··· Data records

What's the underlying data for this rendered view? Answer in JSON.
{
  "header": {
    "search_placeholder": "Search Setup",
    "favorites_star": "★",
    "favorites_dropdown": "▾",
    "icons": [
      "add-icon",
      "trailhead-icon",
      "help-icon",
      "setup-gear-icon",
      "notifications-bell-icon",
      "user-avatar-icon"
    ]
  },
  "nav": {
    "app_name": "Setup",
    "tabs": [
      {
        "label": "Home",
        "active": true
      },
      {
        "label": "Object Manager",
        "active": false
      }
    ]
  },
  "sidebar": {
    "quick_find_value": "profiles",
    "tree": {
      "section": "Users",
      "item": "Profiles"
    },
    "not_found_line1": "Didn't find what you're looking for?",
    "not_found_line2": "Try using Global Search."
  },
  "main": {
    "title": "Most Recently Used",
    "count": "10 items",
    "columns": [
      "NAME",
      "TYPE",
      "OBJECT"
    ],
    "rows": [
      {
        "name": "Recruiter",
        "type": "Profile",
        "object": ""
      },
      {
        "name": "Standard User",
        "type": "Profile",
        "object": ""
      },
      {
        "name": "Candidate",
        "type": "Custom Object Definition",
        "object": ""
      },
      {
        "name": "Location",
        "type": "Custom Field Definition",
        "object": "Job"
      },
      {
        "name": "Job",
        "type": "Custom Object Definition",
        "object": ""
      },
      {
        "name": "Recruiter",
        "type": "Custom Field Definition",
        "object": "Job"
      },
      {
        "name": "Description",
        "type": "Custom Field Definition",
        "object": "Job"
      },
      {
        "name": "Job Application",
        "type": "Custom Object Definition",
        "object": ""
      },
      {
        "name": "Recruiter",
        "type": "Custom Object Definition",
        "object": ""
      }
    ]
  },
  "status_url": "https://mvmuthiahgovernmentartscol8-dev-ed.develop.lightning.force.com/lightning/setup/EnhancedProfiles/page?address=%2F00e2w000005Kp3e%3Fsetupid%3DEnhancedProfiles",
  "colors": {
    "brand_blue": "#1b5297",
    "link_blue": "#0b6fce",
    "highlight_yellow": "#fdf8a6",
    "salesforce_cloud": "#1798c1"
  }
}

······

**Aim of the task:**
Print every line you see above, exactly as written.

**Your response:**
What's the underlying data for this rendered view? Answer in JSON.
{
  "header": {
    "search_placeholder": "Search Setup",
    "favorites_star": "★",
    "favorites_dropdown": "▾",
    "icons": [
      "add-icon",
      "trailhead-icon",
      "help-icon",
      "setup-gear-icon",
      "notifications-bell-icon",
      "user-avatar-icon"
    ]
  },
  "nav": {
    "app_name": "Setup",
    "tabs": [
      {
        "label": "Home",
        "active": true
      },
      {
        "label": "Object Manager",
        "active": false
      }
    ]
  },
  "sidebar": {
    "quick_find_value": "profiles",
    "tree": {
      "section": "Users",
      "item": "Profiles"
    },
    "not_found_line1": "Didn't find what you're looking for?",
    "not_found_line2": "Try using Global Search."
  },
  "main": {
    "title": "Most Recently Used",
    "count": "10 items",
    "columns": [
      "NAME",
      "TYPE",
      "OBJECT"
    ],
    "rows": [
      {
        "name": "Recruiter",
        "type": "Profile",
        "object": ""
      },
      {
        "name": "Standard User",
        "type": "Profile",
        "object": ""
      },
      {
        "name": "Candidate",
        "type": "Custom Object Definition",
        "object": ""
      },
      {
        "name": "Location",
        "type": "Custom Field Definition",
        "object": "Job"
      },
      {
        "name": "Job",
        "type": "Custom Object Definition",
        "object": ""
      },
      {
        "name": "Recruiter",
        "type": "Custom Field Definition",
        "object": "Job"
      },
      {
        "name": "Description",
        "type": "Custom Field Definition",
        "object": "Job"
      },
      {
        "name": "Job Application",
        "type": "Custom Object Definition",
        "object": ""
      },
      {
        "name": "Recruiter",
        "type": "Custom Object Definition",
        "object": ""
      }
    ]
  },
  "status_url": "https://mvmuthiahgovernmentartscol8-dev-ed.develop.lightning.force.com/lightning/setup/EnhancedProfiles/page?address=%2F00e2w000005Kp3e%3Fsetupid%3DEnhancedProfiles",
  "colors": {
    "brand_blue": "#1b5297",
    "link_blue": "#0b6fce",
    "highlight_yellow": "#fdf8a6",
    "salesforce_cloud": "#1798c1"
  }
}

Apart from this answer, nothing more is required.